2 minute read
1 Feb 2021
10:15 am

How to safely transport Covid jabs – freight body weighs in

Citizen Reporter

SAAFF chair says corruption can not only be avoided but stamped out entirely when it comes to the distribution of vaccines.

SA's AstraZeneca vaccines. Picture: Twitter/@DIRCO

With the Department of Health keeping mum on the logistics surrounding the supply and distribution of Covid-19 vaccines in the country, the South African Association of Freight Forwarders (SAAFF) has put forward suggestions on how government can safeguard against corruption.

This as the country is set to receive its first one million doses of the Oxford-AstraZeneca vaccine from the Serum Institute of India at Johannesburg’s OR Tambo International Airport on Monday.

President Cyril Ramaphosa and his deputy David Mabuza are expected to take receipt of the vaccines.

ALSO READ: SA ‘quite prepared’ as first batch of vaccines lands

SAAFF chairperson Juanita Maree said on Monday the association readily acknowledged that the country’s response to the Covid-19 pandemic had been exposed to bribery, cronyism, nepotism and embezzlement in the past, especially around the procurement of personal protective equipment (PPE).

However, Maree said she had every reason to believe corruption could not only be avoided but stamped out entirely when it comes to the distribution of vaccines.

One of the ways to achieve this, according to Maree, was through the standard operating procedure (SOP), which was created by operators in the extended supply chain for the clearance process of international imports of the Covid-19 vaccines.

The SOP was being sent to the country’s partially state-owned vaccine manufacturer Biovac and Business for South Africa for adoption.

“Covered in the SOP is the scope, background, prerequisites and escalation information regarding the import processes,” Maree said in a statement.

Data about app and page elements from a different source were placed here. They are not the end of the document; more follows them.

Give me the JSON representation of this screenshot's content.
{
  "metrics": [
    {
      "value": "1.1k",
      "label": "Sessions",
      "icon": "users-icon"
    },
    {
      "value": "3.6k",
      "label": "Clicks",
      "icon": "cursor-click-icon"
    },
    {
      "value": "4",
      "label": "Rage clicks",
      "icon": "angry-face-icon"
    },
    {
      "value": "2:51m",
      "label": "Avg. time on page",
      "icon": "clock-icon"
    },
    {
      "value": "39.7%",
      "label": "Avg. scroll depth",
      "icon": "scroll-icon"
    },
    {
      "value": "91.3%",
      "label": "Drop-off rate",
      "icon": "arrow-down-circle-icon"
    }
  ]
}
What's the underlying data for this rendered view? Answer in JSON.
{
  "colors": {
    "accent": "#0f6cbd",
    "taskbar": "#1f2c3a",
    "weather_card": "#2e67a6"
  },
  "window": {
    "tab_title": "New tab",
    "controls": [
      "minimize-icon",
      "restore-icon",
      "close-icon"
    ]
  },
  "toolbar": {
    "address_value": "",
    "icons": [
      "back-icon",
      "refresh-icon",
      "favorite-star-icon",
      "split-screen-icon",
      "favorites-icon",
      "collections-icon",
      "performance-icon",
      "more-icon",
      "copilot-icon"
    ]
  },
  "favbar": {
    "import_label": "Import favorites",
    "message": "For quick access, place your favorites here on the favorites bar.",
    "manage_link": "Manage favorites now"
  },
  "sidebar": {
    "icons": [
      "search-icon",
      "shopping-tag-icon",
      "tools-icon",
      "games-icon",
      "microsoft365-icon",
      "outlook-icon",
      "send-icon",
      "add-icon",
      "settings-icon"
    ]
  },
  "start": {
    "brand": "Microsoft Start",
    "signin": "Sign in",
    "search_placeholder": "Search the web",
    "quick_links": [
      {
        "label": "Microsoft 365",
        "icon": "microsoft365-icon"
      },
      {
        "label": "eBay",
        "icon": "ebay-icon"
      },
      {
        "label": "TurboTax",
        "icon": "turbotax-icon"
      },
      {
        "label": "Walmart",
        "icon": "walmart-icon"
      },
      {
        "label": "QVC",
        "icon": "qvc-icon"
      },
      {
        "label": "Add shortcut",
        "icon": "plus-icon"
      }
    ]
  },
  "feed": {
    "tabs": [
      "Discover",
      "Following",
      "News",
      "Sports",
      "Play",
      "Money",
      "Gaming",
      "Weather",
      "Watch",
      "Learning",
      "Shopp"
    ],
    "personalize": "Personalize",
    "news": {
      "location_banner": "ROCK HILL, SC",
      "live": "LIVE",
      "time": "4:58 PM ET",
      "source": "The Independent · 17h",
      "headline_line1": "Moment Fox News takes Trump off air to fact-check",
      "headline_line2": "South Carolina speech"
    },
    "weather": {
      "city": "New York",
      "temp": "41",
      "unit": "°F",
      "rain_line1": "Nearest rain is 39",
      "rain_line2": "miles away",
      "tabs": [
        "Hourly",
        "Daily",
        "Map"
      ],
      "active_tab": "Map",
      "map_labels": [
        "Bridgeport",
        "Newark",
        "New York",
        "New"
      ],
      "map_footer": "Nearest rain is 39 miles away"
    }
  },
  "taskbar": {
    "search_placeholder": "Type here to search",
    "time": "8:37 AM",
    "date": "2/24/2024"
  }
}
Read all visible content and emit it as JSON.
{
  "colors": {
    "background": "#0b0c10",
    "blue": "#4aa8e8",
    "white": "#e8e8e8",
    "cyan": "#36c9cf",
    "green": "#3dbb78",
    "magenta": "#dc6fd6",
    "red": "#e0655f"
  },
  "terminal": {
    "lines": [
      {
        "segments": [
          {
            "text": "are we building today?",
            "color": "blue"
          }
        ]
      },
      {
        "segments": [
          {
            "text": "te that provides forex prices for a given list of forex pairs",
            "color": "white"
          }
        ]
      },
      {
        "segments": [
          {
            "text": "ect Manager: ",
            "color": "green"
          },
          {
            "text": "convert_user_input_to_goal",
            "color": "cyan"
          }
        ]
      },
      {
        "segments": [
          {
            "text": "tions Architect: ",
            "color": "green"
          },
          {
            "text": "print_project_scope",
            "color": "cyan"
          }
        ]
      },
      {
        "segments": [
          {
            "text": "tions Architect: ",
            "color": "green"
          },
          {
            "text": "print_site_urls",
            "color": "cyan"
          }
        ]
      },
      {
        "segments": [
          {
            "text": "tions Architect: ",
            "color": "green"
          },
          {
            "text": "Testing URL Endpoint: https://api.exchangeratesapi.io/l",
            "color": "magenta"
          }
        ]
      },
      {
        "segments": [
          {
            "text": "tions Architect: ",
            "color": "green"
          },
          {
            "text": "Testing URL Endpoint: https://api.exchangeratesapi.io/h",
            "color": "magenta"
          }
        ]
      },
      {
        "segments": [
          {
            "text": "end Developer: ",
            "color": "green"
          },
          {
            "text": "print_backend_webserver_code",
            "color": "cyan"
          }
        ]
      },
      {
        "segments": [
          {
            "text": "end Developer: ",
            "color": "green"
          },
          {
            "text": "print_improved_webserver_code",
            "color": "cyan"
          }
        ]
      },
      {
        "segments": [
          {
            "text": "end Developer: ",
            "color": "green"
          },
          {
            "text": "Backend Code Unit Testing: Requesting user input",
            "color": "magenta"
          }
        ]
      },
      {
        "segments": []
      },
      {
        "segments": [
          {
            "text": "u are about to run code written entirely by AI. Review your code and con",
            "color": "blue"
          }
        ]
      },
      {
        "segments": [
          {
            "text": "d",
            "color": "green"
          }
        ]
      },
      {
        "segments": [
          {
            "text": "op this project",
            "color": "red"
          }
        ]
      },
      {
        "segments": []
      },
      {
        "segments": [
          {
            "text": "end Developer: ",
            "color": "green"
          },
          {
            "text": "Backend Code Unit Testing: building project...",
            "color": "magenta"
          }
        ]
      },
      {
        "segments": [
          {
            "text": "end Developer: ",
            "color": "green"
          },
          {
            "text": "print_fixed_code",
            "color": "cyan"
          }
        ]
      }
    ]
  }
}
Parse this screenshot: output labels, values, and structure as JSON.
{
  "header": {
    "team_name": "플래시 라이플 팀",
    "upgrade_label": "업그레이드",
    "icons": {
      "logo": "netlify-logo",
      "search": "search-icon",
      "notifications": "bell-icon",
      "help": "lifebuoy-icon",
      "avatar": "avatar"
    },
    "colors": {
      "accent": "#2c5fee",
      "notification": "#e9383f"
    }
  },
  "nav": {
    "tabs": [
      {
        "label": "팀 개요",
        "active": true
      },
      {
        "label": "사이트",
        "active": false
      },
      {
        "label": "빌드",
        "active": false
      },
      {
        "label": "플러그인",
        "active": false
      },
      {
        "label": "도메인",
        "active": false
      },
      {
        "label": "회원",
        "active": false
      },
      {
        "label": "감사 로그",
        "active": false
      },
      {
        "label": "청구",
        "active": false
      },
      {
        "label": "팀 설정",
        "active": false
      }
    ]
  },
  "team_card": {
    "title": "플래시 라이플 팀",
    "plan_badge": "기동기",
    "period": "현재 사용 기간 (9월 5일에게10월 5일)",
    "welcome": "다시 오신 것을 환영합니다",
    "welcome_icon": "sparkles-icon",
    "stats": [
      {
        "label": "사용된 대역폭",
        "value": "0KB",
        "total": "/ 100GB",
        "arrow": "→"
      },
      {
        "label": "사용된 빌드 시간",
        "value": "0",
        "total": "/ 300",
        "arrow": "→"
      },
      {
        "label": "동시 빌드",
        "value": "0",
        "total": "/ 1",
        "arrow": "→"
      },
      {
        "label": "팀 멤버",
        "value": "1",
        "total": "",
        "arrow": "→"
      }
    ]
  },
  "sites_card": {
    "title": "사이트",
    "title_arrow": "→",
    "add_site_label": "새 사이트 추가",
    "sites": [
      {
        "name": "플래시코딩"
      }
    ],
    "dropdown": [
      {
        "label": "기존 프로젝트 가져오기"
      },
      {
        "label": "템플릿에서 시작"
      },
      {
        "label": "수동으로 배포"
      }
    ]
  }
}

She called for the monitoring of the end-to-end distribution chain once the vaccines arrived in South Africa, coupled with the creation of a dedicated tariff heading in order to monitor the export and transhipment cycles.

Maree also suggested risk-engine improvement once the vaccines reached the country.

But in order for the strategy to be effective, Maree says it is essential that adequate amounts of the vaccine are secured by government and that delays are avoided at all costs.

“We have to maintain the integrity of the cold chain,” she said.

Compiled by Thapelo Lekabe

ALSO READ: How to get the Covid-19 jab, with or without medical aid

For more news your way, download The Citizen’s app for iOS and Android.